After finalizing your divorce in Arizona, you should be aware of your rights as a parent as well as the obligations you should fulfill. Co-parenting can be a challenge; for one, you have to do what you like as a parent and also what the court requires you to do. If you are new to co-parenting or finding your arrangement tough, here is what you need to know about implementing a co-parenting plan.
Always put your child first
It is common for some parents to dislike each other after the divorce. The process has a great potential of bringing out the worst in us. However, it is important to keep all your feeling in check to give your child the best care, love, and things they need to thrive.

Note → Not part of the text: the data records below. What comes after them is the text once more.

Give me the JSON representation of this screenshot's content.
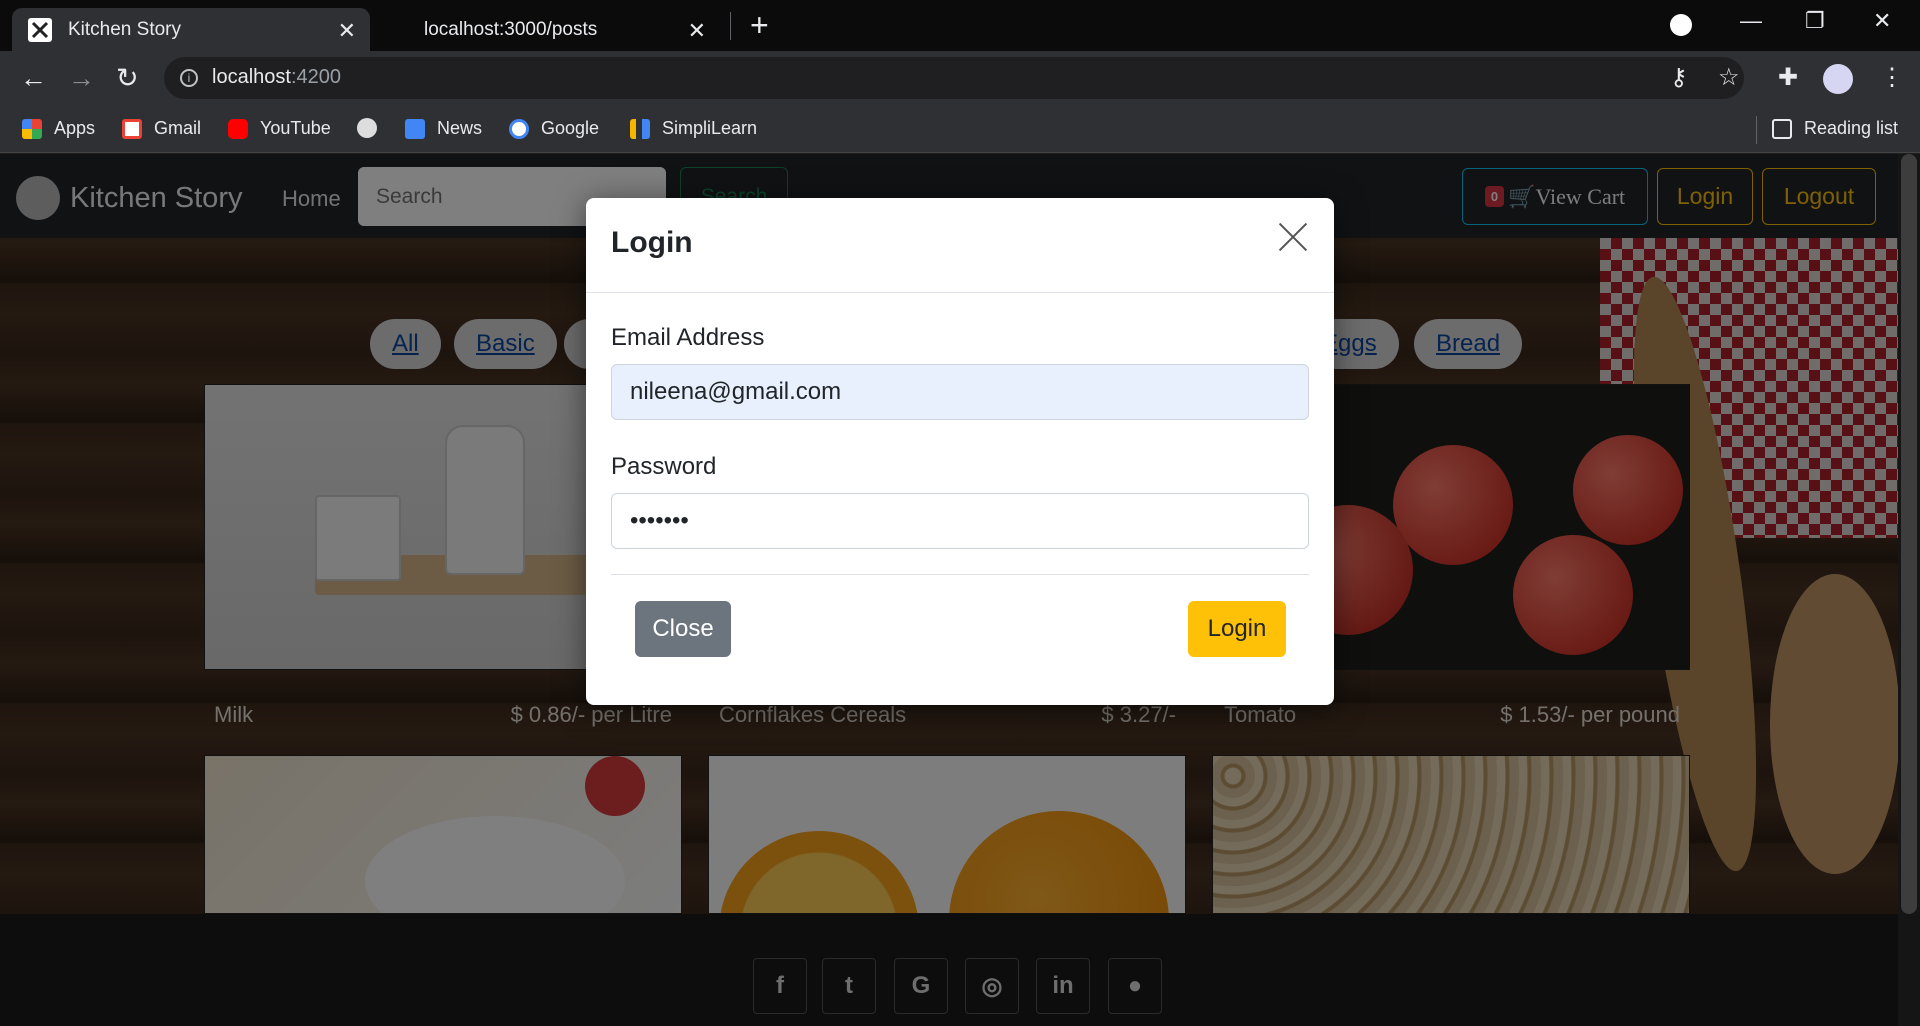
{
  "browser": {
    "tabs": [
      {
        "title": "Kitchen Story",
        "active": true
      },
      {
        "title": "localhost:3000/posts",
        "active": false
      }
    ],
    "url_host": "localhost",
    "url_port": ":4200",
    "bookmarks": [
      "Apps",
      "Gmail",
      "YouTube",
      "News",
      "Google",
      "SimpliLearn"
    ],
    "reading_list": "Reading list"
  },
  "navbar": {
    "brand": "Kitchen Story",
    "home": "Home",
    "search_placeholder": "Search",
    "search_button": "Search",
    "cart_count": "0",
    "cart_label": "View Cart",
    "login": "Login",
    "logout": "Logout"
  },
  "categories": [
    "All",
    "Basic",
    "Eggs",
    "Bread"
  ],
  "products": [
    {
      "name": "Milk",
      "price": "$ 0.86/- per Litre"
    },
    {
      "name": "Cornflakes Cereals",
      "price": "$ 3.27/-"
    },
    {
      "name": "Tomato",
      "price": "$ 1.53/- per pound"
    }
  ],
  "modal": {
    "title": "Login",
    "email_label": "Email Address",
    "email_value": "nileena@gmail.com",
    "password_label": "Password",
    "password_value": "•••••••",
    "close_button": "Close",
    "login_button": "Login"
  },
  "colors": {
    "brand_yellow": "#ffc107",
    "secondary": "#6c757d",
    "navbar_bg": "#212529",
    "autofill_bg": "#e8f0fe"
  }
}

So, no matter the terms of your child custody or visitation laws, always show up, create good moments and provide for their needs. This can also help build a good emotional character and self-esteem as they mature.
Communicate effectively with your
Effective communication is the most powerful tool that co-parents have at their disposal. Keep each other informed about the things your child needs or what they have done. For instance, communicate about what they need in school, their hobbies and activities, medical appointments, and anything that might come up.
Work on building effective and respectful communication with the other co-parent. Use relevant co-parenting apps, set up reminders on your calendar, and only discuss your child’s needs.
Have a parental meeting once a month
You may not like your ex, but regular check-ins on matters that have to do with your child can help you become better co-parents. On top of that, it can also help you build on your communication skills and calm the anger you may still be having over each other. If you like, you can have a mediator present during your meetings.
During your meeting, don’t patronize or talk over each other. Instead, communicate with respect, address the main issues, check up on your progress, and go over things you might have missed.
Co-parenting is definitely not easy, but you can do it successfully. In fact, many divorcees become better parents to their children than they were when married.